Wednesday, April 27, 2005

We, The Diaspora

For decades America has weaned hundreds of thousands of young Indians away from the homeland. Dreams of big bucks, cosmopolitan lifestyles and pure and unadulterated need for survival has seen our people arrive here in swarms and slog their way to being called the single most affluent immigrant community in the US. To define the american desi mindset in a single sentence or a paragraph is impossible today. Social scientists all over the US are viewing the growth of our community within our cultural framework and into the American society with great interest. Without doing much harm to their research I thought it apt to pen down some of my observations on Indian-American life, behaviors, attitudes and generational change.

The typical post 90's desi in America, I fathom is very much like me. Still hums the songs that became chartbusters on tv when they were in India, watches helplessly as their interest in cricket wanes and wanes, doesnt miss a single chance to watch a new movie at the theatre with friends, visits ever indian news site as a daily ritual and every conversation with old pals has a trace of nostalgia for all things seen, done and said back home.
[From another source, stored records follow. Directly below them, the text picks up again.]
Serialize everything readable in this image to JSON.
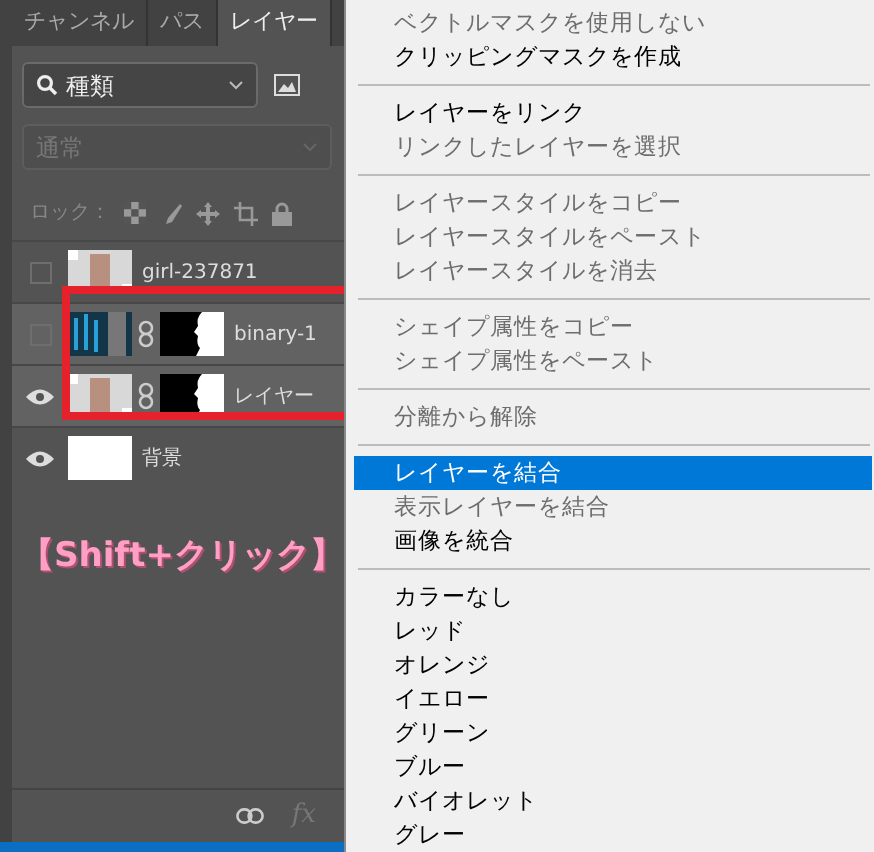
{
  "panel": {
    "tabs": [
      {
        "label": "チャンネル",
        "selected": false
      },
      {
        "label": "パス",
        "selected": false
      },
      {
        "label": "レイヤー",
        "selected": true
      }
    ],
    "filter": {
      "value": "種類"
    },
    "blend_mode": {
      "value": "通常",
      "disabled": true
    },
    "lock": {
      "label": "ロック："
    },
    "layers": [
      {
        "name": "girl-237871",
        "visible": false,
        "selected": false,
        "kind": "photo",
        "mask": false
      },
      {
        "name": "binary-1",
        "visible": false,
        "selected": true,
        "kind": "binary",
        "mask": true
      },
      {
        "name": "レイヤー",
        "visible": true,
        "selected": true,
        "kind": "photo",
        "mask": true
      },
      {
        "name": "背景",
        "visible": true,
        "selected": false,
        "kind": "white",
        "mask": false
      }
    ],
    "annotation": "【Shift+クリック】",
    "footer": {
      "fx_label": "fx"
    }
  },
  "menu": {
    "sections": [
      [
        {
          "label": "ベクトルマスクを使用しない",
          "disabled": true,
          "selected": false
        },
        {
          "label": "クリッピングマスクを作成",
          "disabled": false,
          "selected": false
        }
      ],
      [
        {
          "label": "レイヤーをリンク",
          "disabled": false,
          "selected": false
        },
        {
          "label": "リンクしたレイヤーを選択",
          "disabled": true,
          "selected": false
        }
      ],
      [
        {
          "label": "レイヤースタイルをコピー",
          "disabled": true,
          "selected": false
        },
        {
          "label": "レイヤースタイルをペースト",
          "disabled": true,
          "selected": false
        },
        {
          "label": "レイヤースタイルを消去",
          "disabled": true,
          "selected": false
        }
      ],
      [
        {
          "label": "シェイプ属性をコピー",
          "disabled": true,
          "selected": false
        },
        {
          "label": "シェイプ属性をペースト",
          "disabled": true,
          "selected": false
        }
      ],
      [
        {
          "label": "分離から解除",
          "disabled": true,
          "selected": false
        }
      ],
      [
        {
          "label": "レイヤーを結合",
          "disabled": false,
          "selected": true
        },
        {
          "label": "表示レイヤーを結合",
          "disabled": true,
          "selected": false
        },
        {
          "label": "画像を統合",
          "disabled": false,
          "selected": false
        }
      ],
      [
        {
          "label": "カラーなし",
          "disabled": false,
          "selected": false
        },
        {
          "label": "レッド",
          "disabled": false,
          "selected": false
        },
        {
          "label": "オレンジ",
          "disabled": false,
          "selected": false
        },
        {
          "label": "イエロー",
          "disabled": false,
          "selected": false
        },
        {
          "label": "グリーン",
          "disabled": false,
          "selected": false
        },
        {
          "label": "ブルー",
          "disabled": false,
          "selected": false
        },
        {
          "label": "バイオレット",
          "disabled": false,
          "selected": false
        },
        {
          "label": "グレー",
          "disabled": false,
          "selected": false
        }
      ]
    ]
  }
}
The untypical ones..which we rarely see are the ones who take to the US-lifestyle with a vengeance...pick up the accent, love the night-life and find it fun to have american friends. What unites us all is that we are unbending sticklers to the law of the land, work in earnest from 9-6, pay our taxes, donot litter on the streets unlike our days back home when we bend every law and nicety till it cracked. Like the mexicans who work at American homes, roads and factories we have become the force behind the internet and computers that powers the USA of today while Americans have remained content doing what they know to do best....manage, talk and lead.

In contrast to my ilk, the first-generation folks who immigrated here in the 60's to the mid 80's really fascinate me. Theirs was a tale of struggle to establish a foothold but were rewarded with success and fortune in a nascent country witnessing immense economic growth and scarcity of labor. The India they came from, unlike us had no telephones, jobs, TV's, cars or the basic amenities we the Gen X (or is it Y now??) had taken for granted back home. Their kids grew up hearing abt a poor, over-crowded, under-developed India and whom we fashionably call ABCD's are pucca American in outlook and lifestyle but I believe hampered by their parents insistence on giving them an upbringing rooted in Indian they grow up they are constantly at loggerheads with their parents abt their attitudes, the clothes they wear, choosing life-partners and wht not. I wonder what good Indian culture can do if the kids visit India once in a blue moon or cannot manage to speak the native language properly. Like the saying ..."If you are in Rome, be like the Romans" wouldnt it have been better these kids were just left to grow into normal Americans. Of course there are many honorable exceptions to all I said above. But the young desi parents of today unlike their predecessors of the previous generation are confident of their origins, proud of their Indian-ness and make concerted efforts to teach their kids our language and make it a point to visit India often and some kids are even sent to do schooling for a year or two. It remains to be probed where this generation will go...but we'll have the answers in another 5-10 years!

45 years of the Indian exodus has left a lasting impact on American soil. More americans are learning to do programming as a a way of life. Outsourcing has caused significant job losses with a result Indians working in affected companies are viewed with distaste. With India growing in leaps and bounds in every sector of the economy another wave of Indian influx to the US looks improbable. Like the premise of the recent movie, Swades I sense an eastward outflux back to their roots by many desis here. This was just abt the American diaspora, we have oil & construction workers in the Gulf, the progeny of 19th century bonded laborers in the carribean, mauritius, fiji and africa, the jobseekers of the 30' s to 50's in south-east asia, and what feels like the most sweetest revenge of Mother India is the Indian dominance in every sector of the economy and every aspect of life in Britain, our looter and tormentor for centuries. The diaspora is truely India's greatest contribution to modern civilization and for We...The Diaspora, India and being Indian is incorrigibly in our blood.

1 comment:

Anonymous said...

Nice one chum!